What constitutes a social network?
Similarly, users’ idea of social networking services — which Ofcom defines as “A website that allows users to join communities and interact with friends or to others that share common interests” — is expanding beyond the boundaries of traditional social networking services. That fact is further emphasized by Facebook’s acquisition of messaging app WhatsApp earlier this year, and by the popularity of alternate social platforms like Snapchat or Instagram, which Facebook also owns.
Instagram recently surpassed Twitter in its count of monthly active users. Instagram not only has more users than Twitter but is acquiring new users more quickly than Twitter. Social networks and apps that enable users to share visual posts, especially video, are considered a significant area of growth, and mobile-first services like Instagram are diverting attention from traditional social networks like Facebook.

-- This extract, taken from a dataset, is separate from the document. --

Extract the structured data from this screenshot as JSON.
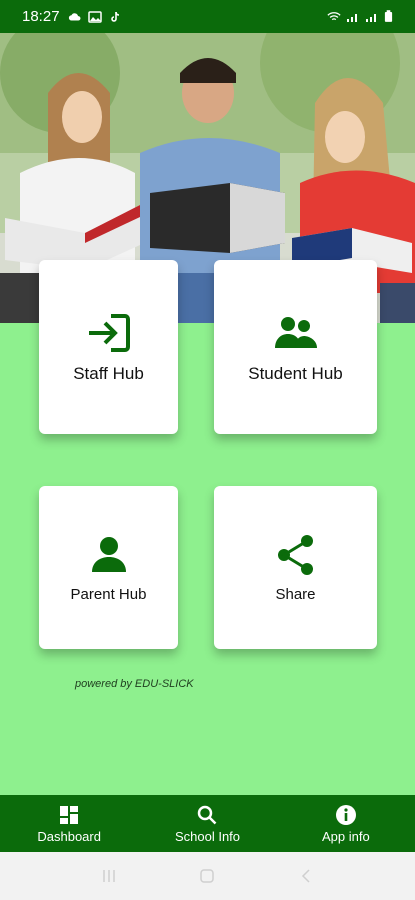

Facebook, in its constant effort to experiment with ways to expand and diversify its reach through a variety of social experiences, recently released an app called Rooms, which enables users to create discussion boards on any topic and invite others to join, either via a private or public invitation. Rooms enables users to use different usernames from room to room and define the rules and tone of the rooms they create. The app is reminiscent of the early days of the Internet, recreating the unlinked array of chat rooms and discussion boards for the Instagram generation.
The social networking drop coincides with an uptick in the popularity of messaging apps

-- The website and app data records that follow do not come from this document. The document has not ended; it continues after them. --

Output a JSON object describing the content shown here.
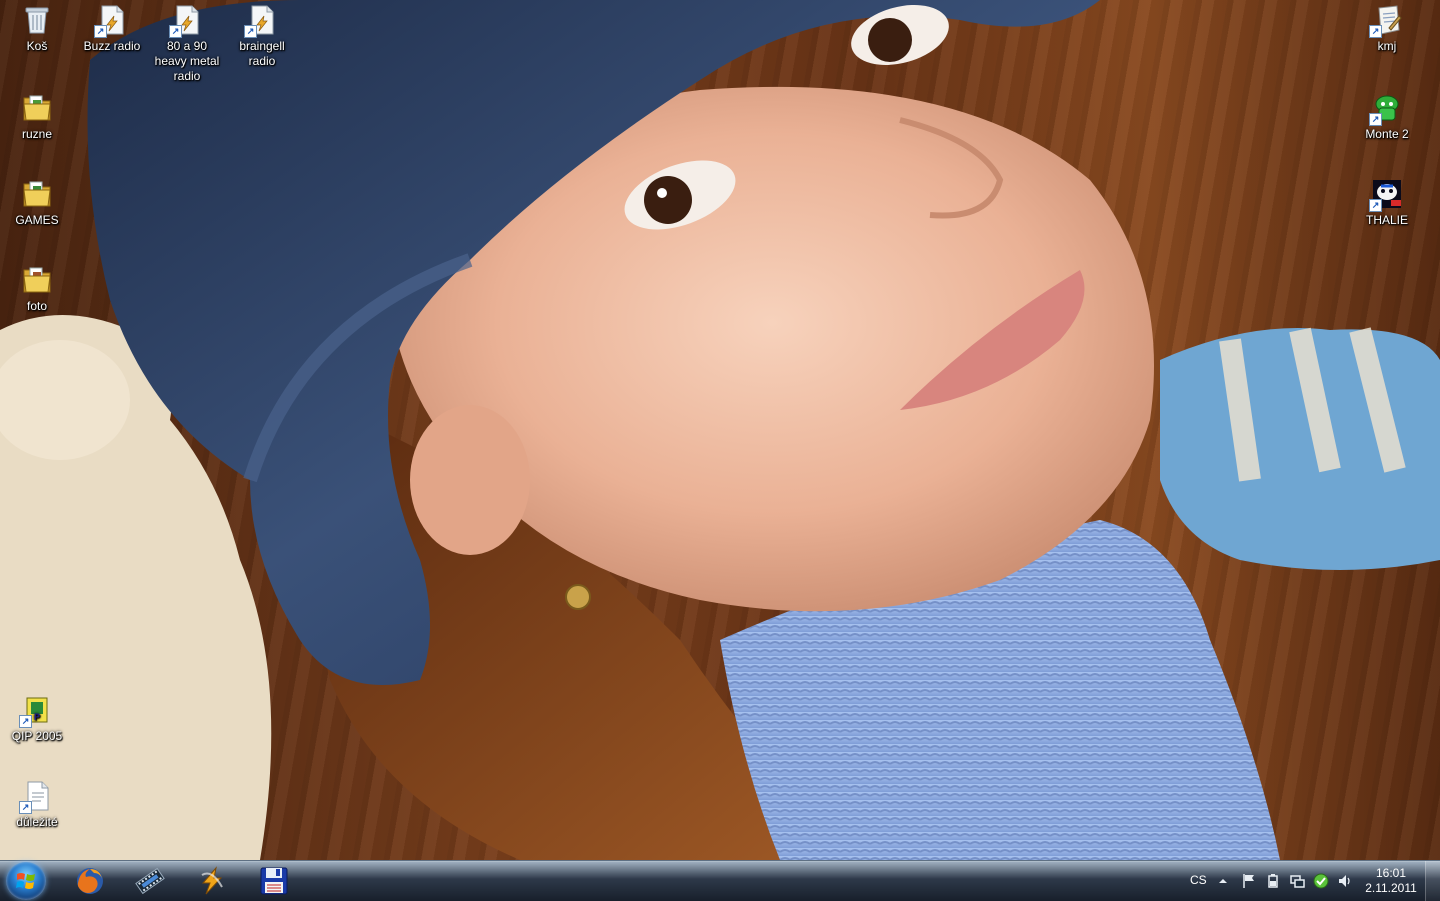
{
  "desktop": {
    "icons_left": [
      {
        "label": "Koš",
        "icon": "recycle-bin-icon"
      },
      {
        "label": "Buzz radio",
        "icon": "winamp-playlist-icon"
      },
      {
        "label": "80 a 90 heavy metal radio",
        "icon": "winamp-playlist-icon"
      },
      {
        "label": "braingell radio",
        "icon": "winamp-playlist-icon"
      },
      {
        "label": "ruzne",
        "icon": "folder-icon"
      },
      {
        "label": "GAMES",
        "icon": "folder-icon"
      },
      {
        "label": "foto",
        "icon": "folder-icon"
      },
      {
        "label": "QIP 2005",
        "icon": "qip-icon"
      },
      {
        "label": "důležité",
        "icon": "document-shortcut-icon"
      }
    ],
    "icons_right": [
      {
        "label": "kmj",
        "icon": "notepad-shortcut-icon"
      },
      {
        "label": "Monte 2",
        "icon": "game-shortcut-icon"
      },
      {
        "label": "THALIE",
        "icon": "theater-shortcut-icon"
      }
    ]
  },
  "taskbar": {
    "pinned": [
      {
        "name": "firefox",
        "icon": "firefox-icon"
      },
      {
        "name": "media",
        "icon": "film-strip-icon"
      },
      {
        "name": "winamp",
        "icon": "winamp-icon"
      },
      {
        "name": "save",
        "icon": "floppy-disk-icon"
      }
    ],
    "tray": {
      "language": "CS",
      "icons": [
        "show-hidden-arrow-icon",
        "action-center-flag-icon",
        "power-icon",
        "network-icon",
        "antivirus-icon",
        "volume-icon"
      ]
    },
    "clock": {
      "time": "16:01",
      "date": "2.11.2011"
    }
  },
  "colors": {
    "taskbar_dark": "#0e1622",
    "start_orb": "#2a7fd0",
    "folder_yellow": "#e8c14a",
    "wallpaper_wood": "#6a3416",
    "sweater_blue": "#9cb7e6",
    "cap_denim": "#2c3e63"
  }
}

A Business Insider article over the summer referred to messaging apps as “the growth story of the decade in mobile.” Between March 2013 and March 2014, the messaging app market, as represented by the top seven players, expanded 148%, adding 900 million users.

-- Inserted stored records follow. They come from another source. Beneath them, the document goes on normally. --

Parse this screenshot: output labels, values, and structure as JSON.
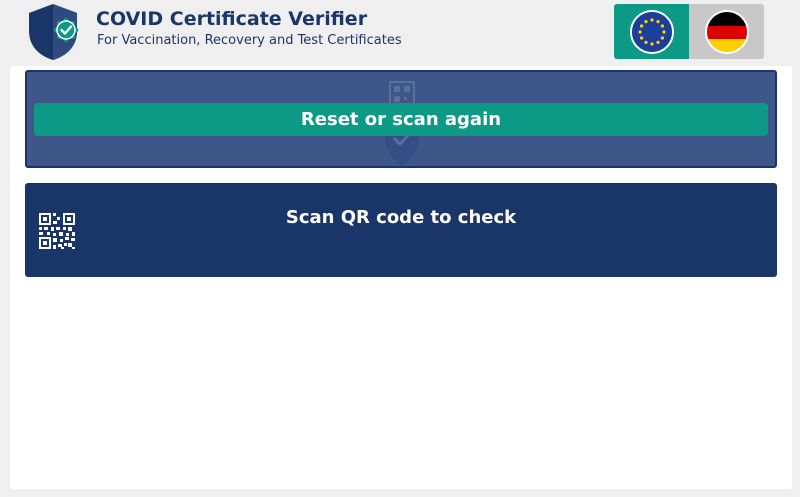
{
  "header": {
    "title": "COVID Certificate Verifier",
    "subtitle": "For Vaccination, Recovery and Test Certificates",
    "logo_icon": "shield-check-icon"
  },
  "language_switch": {
    "options": [
      {
        "code": "EU",
        "icon": "eu-flag-icon",
        "selected": true
      },
      {
        "code": "DE",
        "icon": "german-flag-icon",
        "selected": false
      }
    ]
  },
  "result": {
    "reset_label": "Reset or scan again"
  },
  "scan": {
    "label": "Scan QR code to check",
    "icon": "qr-code-icon"
  },
  "colors": {
    "primary": "#1a3668",
    "accent": "#0c9a86",
    "result_bg": "#3e5788",
    "inactive": "#c8c8c8"
  }
}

While photo-sharing apps in general, and Instagram in particular, also saw impressive growth, messaging represents a much wider, more international category, with more companies building successful apps and finding ways to monetize them. From Facebook Messenger to Snapchat, WhatsApp, LINE, WeChat, Viber, and Tango, messaging apps continue to add users in record numbers, demonstrating that users are happy to build their own, private circles for their social interactions on mobile.
As Josh Miller, who leads the team that created Facebook’s Rooms, revealed at the time that the app was unveiled, the goal is to approach the app as a platform rather than a social network. A platform gives users the tools to create their own community and to choose their identities for themselves. He noted that with Rooms, “we didn’t build the social network, we built tools for you to make the social network that’s perfect for you.”
While not every new social networking app pushes that idea to the length that Rooms does, it’s clear from the diversity of the social experiences that users enjoy on their phones that they like to be able to define how they interact with others, choosing whether they converse privately or publicly; on a dedicated online video site or via the videos that show up in their feed on a social network; or via a large social network or through a messaging app that connects them with smaller, more immediate groups of people.
The increasing complexity of the social networking landscape makes it possible for users to try many modes of staying connected with each other, and traditional social networks face both more and wider competition than ever before.